142nd APHA Annual Meeting and Exposition (November 15 - November 19, 2014): http://www.apha.org/events-and-meetings/annual
Wednesday, November 19, 2014 : 9:30 AM - 9:50 AM

Gina Chowa, PhD, MSW , School of Social Work, University of North Carolina at Chapel Hill, Chapel Hill, NC
Rainier Masa, MSW , School of Social Work, University of North Carolina at Chapel Hill, Chapel Hill, NC
Shiyou Wu, MSW , School of Social Work, University of North Carolina at Chapel Hill, Chapel Hill, NC
Background: Asset development is a key strategy to promote economic and social development in sub-Saharan Africa. Theoretical and empirical evidence suggests that participation in asset-building programs contribute to a range of positive wellbeing outcomes, including financial, educational and psychological. However, little is known about the impact of asset development programs on health outcomes. We examined the impact of AssetsAfrica project on self-perceived health status of low-income individuals in Masindi, Uganda. AssetsAfrica was a demonstration and research initiative designed to test asset-building innovations through a matched savings program with financial and livelihood training.    

Methods: We used data (N = 273) from AssetsAfrica. Fifty-four percent (n = 148) of the sample was assigned to the intervention group. Self-perceived health was measured by a single item that asked individuals to describe their health status. We used propensity score analysis to examine the impact of AssetsAfrica on self-perceived health. Data were collected pre- and post-intervention.    

Results: A majority of participants were men (55%) and most (86%) have some formal education. Most individuals (79%) rated their health as good or better. Treatment participants have higher odds of positive self-rated health status (AOR = 2.02, 95% CI 0.97–4.22, P < 0.10) than comparison participants.     

Discussion: The positive impact of AssetsAfrica on self-perceived health status suggests that an economic strengthening program may have potential utility as a health-related intervention. In particular, asset development programs may positively influence health perception. Better self-perceived health, in turn, is associated with desirable health outcomes including higher life expectancy.

Learning Areas:
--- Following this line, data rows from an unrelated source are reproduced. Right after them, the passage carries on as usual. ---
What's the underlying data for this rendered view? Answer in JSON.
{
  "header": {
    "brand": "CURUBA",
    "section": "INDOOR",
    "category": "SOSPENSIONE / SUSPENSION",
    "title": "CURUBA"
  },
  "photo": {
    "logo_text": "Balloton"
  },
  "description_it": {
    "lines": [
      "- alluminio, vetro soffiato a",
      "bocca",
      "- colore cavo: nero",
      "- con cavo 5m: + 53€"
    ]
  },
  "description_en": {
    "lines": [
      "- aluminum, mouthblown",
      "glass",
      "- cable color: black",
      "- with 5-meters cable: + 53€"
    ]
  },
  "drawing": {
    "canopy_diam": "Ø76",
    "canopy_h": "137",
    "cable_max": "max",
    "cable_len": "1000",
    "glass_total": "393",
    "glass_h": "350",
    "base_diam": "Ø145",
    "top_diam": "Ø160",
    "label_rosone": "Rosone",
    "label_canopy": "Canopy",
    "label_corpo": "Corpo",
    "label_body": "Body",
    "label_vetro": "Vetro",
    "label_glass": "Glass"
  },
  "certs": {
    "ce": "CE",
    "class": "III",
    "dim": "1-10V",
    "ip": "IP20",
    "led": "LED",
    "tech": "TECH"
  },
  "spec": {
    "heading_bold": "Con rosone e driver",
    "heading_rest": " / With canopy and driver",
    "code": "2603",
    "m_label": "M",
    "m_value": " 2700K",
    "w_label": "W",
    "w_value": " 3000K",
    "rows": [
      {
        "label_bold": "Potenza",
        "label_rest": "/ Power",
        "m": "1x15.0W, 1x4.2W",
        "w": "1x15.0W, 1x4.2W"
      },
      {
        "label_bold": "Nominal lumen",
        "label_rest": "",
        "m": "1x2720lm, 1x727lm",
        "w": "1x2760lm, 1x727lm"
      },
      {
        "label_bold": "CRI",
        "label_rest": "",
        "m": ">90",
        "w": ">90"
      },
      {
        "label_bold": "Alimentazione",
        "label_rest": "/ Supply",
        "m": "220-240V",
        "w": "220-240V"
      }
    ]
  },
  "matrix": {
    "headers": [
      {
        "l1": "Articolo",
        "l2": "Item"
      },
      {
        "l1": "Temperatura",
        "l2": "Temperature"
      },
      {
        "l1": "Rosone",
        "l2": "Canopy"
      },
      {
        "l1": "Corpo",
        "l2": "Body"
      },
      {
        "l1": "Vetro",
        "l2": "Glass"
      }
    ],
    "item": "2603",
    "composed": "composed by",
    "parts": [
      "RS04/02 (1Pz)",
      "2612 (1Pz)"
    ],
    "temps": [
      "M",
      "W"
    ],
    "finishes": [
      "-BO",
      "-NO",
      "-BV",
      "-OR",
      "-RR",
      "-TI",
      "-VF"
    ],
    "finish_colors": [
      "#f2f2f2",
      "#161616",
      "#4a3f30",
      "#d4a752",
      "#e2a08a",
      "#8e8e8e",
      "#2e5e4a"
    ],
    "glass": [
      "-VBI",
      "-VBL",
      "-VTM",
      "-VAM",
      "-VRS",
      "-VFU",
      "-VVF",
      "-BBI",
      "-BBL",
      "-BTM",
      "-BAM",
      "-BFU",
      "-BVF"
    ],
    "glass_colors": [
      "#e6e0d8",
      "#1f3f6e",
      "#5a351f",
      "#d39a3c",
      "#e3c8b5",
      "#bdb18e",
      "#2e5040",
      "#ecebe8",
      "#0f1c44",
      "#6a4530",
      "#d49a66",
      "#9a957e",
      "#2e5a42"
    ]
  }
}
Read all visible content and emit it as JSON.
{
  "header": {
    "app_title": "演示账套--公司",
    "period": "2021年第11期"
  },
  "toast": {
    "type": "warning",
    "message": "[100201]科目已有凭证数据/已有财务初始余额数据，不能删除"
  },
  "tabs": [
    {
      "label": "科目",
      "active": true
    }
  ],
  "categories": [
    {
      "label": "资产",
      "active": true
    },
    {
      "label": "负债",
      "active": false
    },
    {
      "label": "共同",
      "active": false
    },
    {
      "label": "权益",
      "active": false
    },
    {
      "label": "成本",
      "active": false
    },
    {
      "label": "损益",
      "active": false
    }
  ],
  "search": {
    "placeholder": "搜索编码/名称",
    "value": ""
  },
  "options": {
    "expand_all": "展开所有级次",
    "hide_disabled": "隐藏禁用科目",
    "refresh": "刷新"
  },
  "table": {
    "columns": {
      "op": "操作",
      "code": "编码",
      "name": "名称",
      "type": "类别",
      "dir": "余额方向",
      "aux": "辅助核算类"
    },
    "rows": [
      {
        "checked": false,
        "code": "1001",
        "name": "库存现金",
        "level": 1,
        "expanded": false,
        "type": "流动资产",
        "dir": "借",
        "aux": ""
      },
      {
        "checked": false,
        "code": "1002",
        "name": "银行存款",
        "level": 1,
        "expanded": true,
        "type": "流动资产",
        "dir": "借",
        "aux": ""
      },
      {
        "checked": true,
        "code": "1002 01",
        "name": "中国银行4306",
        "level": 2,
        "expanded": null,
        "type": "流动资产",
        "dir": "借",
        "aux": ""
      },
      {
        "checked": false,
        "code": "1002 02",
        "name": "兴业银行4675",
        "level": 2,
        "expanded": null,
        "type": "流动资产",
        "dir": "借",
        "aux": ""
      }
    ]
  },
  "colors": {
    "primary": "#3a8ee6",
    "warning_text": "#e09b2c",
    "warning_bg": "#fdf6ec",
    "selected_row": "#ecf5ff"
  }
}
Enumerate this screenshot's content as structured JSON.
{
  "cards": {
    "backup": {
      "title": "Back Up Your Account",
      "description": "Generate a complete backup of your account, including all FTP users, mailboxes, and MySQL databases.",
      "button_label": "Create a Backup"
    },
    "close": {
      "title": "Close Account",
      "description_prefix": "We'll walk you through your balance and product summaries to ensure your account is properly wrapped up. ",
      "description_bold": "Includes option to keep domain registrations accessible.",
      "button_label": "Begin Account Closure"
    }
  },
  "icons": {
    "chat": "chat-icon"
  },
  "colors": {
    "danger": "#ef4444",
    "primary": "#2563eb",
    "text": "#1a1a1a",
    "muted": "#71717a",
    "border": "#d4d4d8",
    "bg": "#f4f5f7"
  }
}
Planning of health education strategies, interventions, and programs
Public health or related public policy
Public health or related research

Learning Objectives:
Evaluate the impact of an asset development program on health-related outcomes Discuss potential utility of an asset building program as a structural, health-related intervention

Keyword(s): International Health, Poverty

Presenting author's disclosure statement:

Qualified on the content I am responsible for because: I am the principal investigator of the project. I have more than 10 years of experience implementing and evaluating economic security and health-related programs for low-income individuals and families in sub-Saharan Africa.
Any relevant financial relationships? No

I agree to comply with the American Public Health Association Conflict of Interest and Commercial Support Guidelines, and to disclose to the participants any off-label or experimental uses of a commercial product or service discussed in my presentation.